Black Rebel Motorcycle Club - Howl (5/5)
“It’s time for a howdown ma’! Invite the cousins over and put the new ‘Black Rebel’ in dat ‘dem der new fangled disc playin’ merchine. Heeeeeehaw!”
No, no, no! Despite what everyone’s claiming, B.R.M.C. have not gone country—they’ve gone retro!
I’ve always wondered why a band who took their cue from the 80’s rock group The Jesus and Mary Chain would name the band after Marlon Brando’s gang in the 1953 film The Wild One. I don’t recommend judging a book by its cover but judging by B.R.M.C.’s name I would have expected something along the lines of The Raveonettes. If they’re going to name their group after a fictitious gang I would suggest The Lords of Hell (on a side note, you have to give props to a family film that keeps the line, “Don’t fuck with the Lords of Hell). On B.R.M.C.’s latest they take their sound back to the roots of rock and up the folk and country influences, but at its heart it sounds like 1950’s rock ‘n roll—well, with 50 years of musical evolution having more than a little influence.
B.R.M.C. came out of the gates with a ridiculous amount of hype (it was probably New Music Express). They were just asking for a smack down. When their solid debut album came out plenty of critics dismissed them as Jesus and Mary Chain rip-offs (fair enough) and then declared B.R.M.C. were juvenile delinquents who would amount to nothing (a little harsh I thought). When B.R.M.C.’s follow up, Take Them On, On Your Own, was a little sophomore slumpish you could hear bones splintering around the world as critics collectively broke their arms while patting themselves on the back. Things only got worse when B.R.M.C. were dropped from their label. To top it all off an ex-girlfriend stole their dog and showed up at a show only to make out with every guy there.
Down but not out, the B.R.M.C. have return with a triumphant left hook. Howl isn’t a return to form, it’s a complete reinvention. The Jesus and Mary Chain posturing is downplayed while folk, country, and gospel are embraced. The sounds conjure up the dustbowl west complete with lone churches set against a flat landscape. It’s hard to tell whether the incantations of religion are sincere or merely dressing for the new sound, but in the end I don’t think it matters much. Even if the album is style over substance, they have enough style so that it doesn’t matter. For a band to do a complete overhaul like this is impressive to say the least. I hope the attention Howl is getting will force those critics who dismissed B.R.M.C. to take another look.
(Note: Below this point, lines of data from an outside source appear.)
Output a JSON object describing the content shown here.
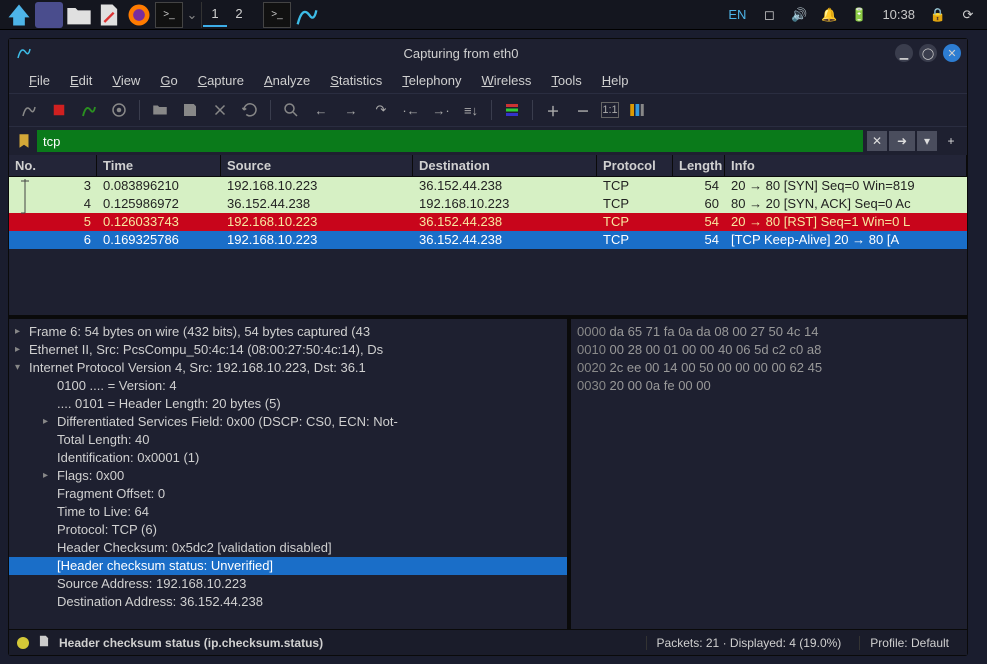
{
  "taskbar": {
    "lang": "EN",
    "time": "10:38",
    "workspace1": "1",
    "workspace2": "2"
  },
  "window": {
    "title": "Capturing from eth0"
  },
  "menu": {
    "file": "File",
    "edit": "Edit",
    "view": "View",
    "go": "Go",
    "capture": "Capture",
    "analyze": "Analyze",
    "statistics": "Statistics",
    "telephony": "Telephony",
    "wireless": "Wireless",
    "tools": "Tools",
    "help": "Help"
  },
  "filter": {
    "value": "tcp",
    "plus": "+"
  },
  "columns": {
    "no": "No.",
    "time": "Time",
    "src": "Source",
    "dst": "Destination",
    "proto": "Protocol",
    "len": "Length",
    "info": "Info"
  },
  "packets": [
    {
      "no": "3",
      "time": "0.083896210",
      "src": "192.168.10.223",
      "dst": "36.152.44.238",
      "proto": "TCP",
      "len": "54",
      "info": "20 → 80 [SYN] Seq=0 Win=819",
      "cls": "r-syn"
    },
    {
      "no": "4",
      "time": "0.125986972",
      "src": "36.152.44.238",
      "dst": "192.168.10.223",
      "proto": "TCP",
      "len": "60",
      "info": "80 → 20 [SYN, ACK] Seq=0 Ac",
      "cls": "r-syn"
    },
    {
      "no": "5",
      "time": "0.126033743",
      "src": "192.168.10.223",
      "dst": "36.152.44.238",
      "proto": "TCP",
      "len": "54",
      "info": "20 → 80 [RST] Seq=1 Win=0 L",
      "cls": "r-rst"
    },
    {
      "no": "6",
      "time": "0.169325786",
      "src": "192.168.10.223",
      "dst": "36.152.44.238",
      "proto": "TCP",
      "len": "54",
      "info": "[TCP Keep-Alive] 20 → 80 [A",
      "cls": "r-sel"
    }
  ],
  "details": [
    {
      "txt": "Frame 6: 54 bytes on wire (432 bits), 54 bytes captured (43",
      "cls": "exp"
    },
    {
      "txt": "Ethernet II, Src: PcsCompu_50:4c:14 (08:00:27:50:4c:14), Ds",
      "cls": "exp"
    },
    {
      "txt": "Internet Protocol Version 4, Src: 192.168.10.223, Dst: 36.1",
      "cls": "expd"
    },
    {
      "txt": "0100 .... = Version: 4",
      "cls": "indent"
    },
    {
      "txt": ".... 0101 = Header Length: 20 bytes (5)",
      "cls": "indent"
    },
    {
      "txt": "Differentiated Services Field: 0x00 (DSCP: CS0, ECN: Not-",
      "cls": "indent exp"
    },
    {
      "txt": "Total Length: 40",
      "cls": "indent"
    },
    {
      "txt": "Identification: 0x0001 (1)",
      "cls": "indent"
    },
    {
      "txt": "Flags: 0x00",
      "cls": "indent exp"
    },
    {
      "txt": "Fragment Offset: 0",
      "cls": "indent"
    },
    {
      "txt": "Time to Live: 64",
      "cls": "indent"
    },
    {
      "txt": "Protocol: TCP (6)",
      "cls": "indent"
    },
    {
      "txt": "Header Checksum: 0x5dc2 [validation disabled]",
      "cls": "indent"
    },
    {
      "txt": "[Header checksum status: Unverified]",
      "cls": "indent sel"
    },
    {
      "txt": "Source Address: 192.168.10.223",
      "cls": "indent"
    },
    {
      "txt": "Destination Address: 36.152.44.238",
      "cls": "indent"
    }
  ],
  "hex": [
    {
      "o": "0000",
      "b": "da 65 71 fa 0a da 08 00  27 50 4c 14"
    },
    {
      "o": "0010",
      "b": "00 28 00 01 00 00 40 06  5d c2 c0 a8"
    },
    {
      "o": "0020",
      "b": "2c ee 00 14 00 50 00 00  00 00 62 45"
    },
    {
      "o": "0030",
      "b": "20 00 0a fe 00 00"
    }
  ],
  "status": {
    "field": "Header checksum status (ip.checksum.status)",
    "packets": "Packets: 21 · Displayed: 4 (19.0%)",
    "profile": "Profile: Default"
  }
}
I read that the title of the album, Howl, is a reference to the Allen Ginsburg poem of the same name. I don’t really see much of a connection. “Howl” the poem is loaded with urban imagery that Ginsburg seems so intent on railing against. At one point he intones “Moloch whose skyscrapers stand in the long streets,” likening the urban landscape to the Old Testament idol the unfaithful worshiped. Despite Ginsburg’s distaste for concrete surroundings, his poem has its feet firmly planted in a city if only to condemn it. Ginsburg’s “Howl” strikes me as a Jeremiad pointing to a new way of life in an increasingly conservative America. B.R.M.C. are much closer to On the Road, the novel that follows Kerouac’s persona as he crisscrosses the country as if he was running from his Bible-black Catholic roots. It has the same grand sense of movement and a tortured sense of religion that would ultimately consume Kerouac just like his alcoholism.
My three favorite tracks: “Howl,” “Ain’t No Easy Way,” and “Sympathetic Noose.” Despite the organ, the title track sounds as if it has one foot dipped in B.M.R.C.’s last two albums (come to think of it, “Salvation” could probably have gone on this album with no problems). “Ain’t No Easy Way”—the obvious single—is a taunt song that ruminates on how it’s much easier to fall into love than to completely escape it. “Sympathetic Noose” makes great use of studio trickery. The song starts with the strumming of a raw sounding acoustic guitar only to have it backed by a percussion section that can only be produced by modern day electronics. It’s a great dichotomy, and in my opinion the best moment on the CD.
The B.M.R.C. have tossed off their leather jackets, gave their old label the finger, and completely revamped their sound. After listening to this album you might be asking yourself, “What are they rebelling against?” B.R.M.C. would pointedly shoot back, “Whaddya got?”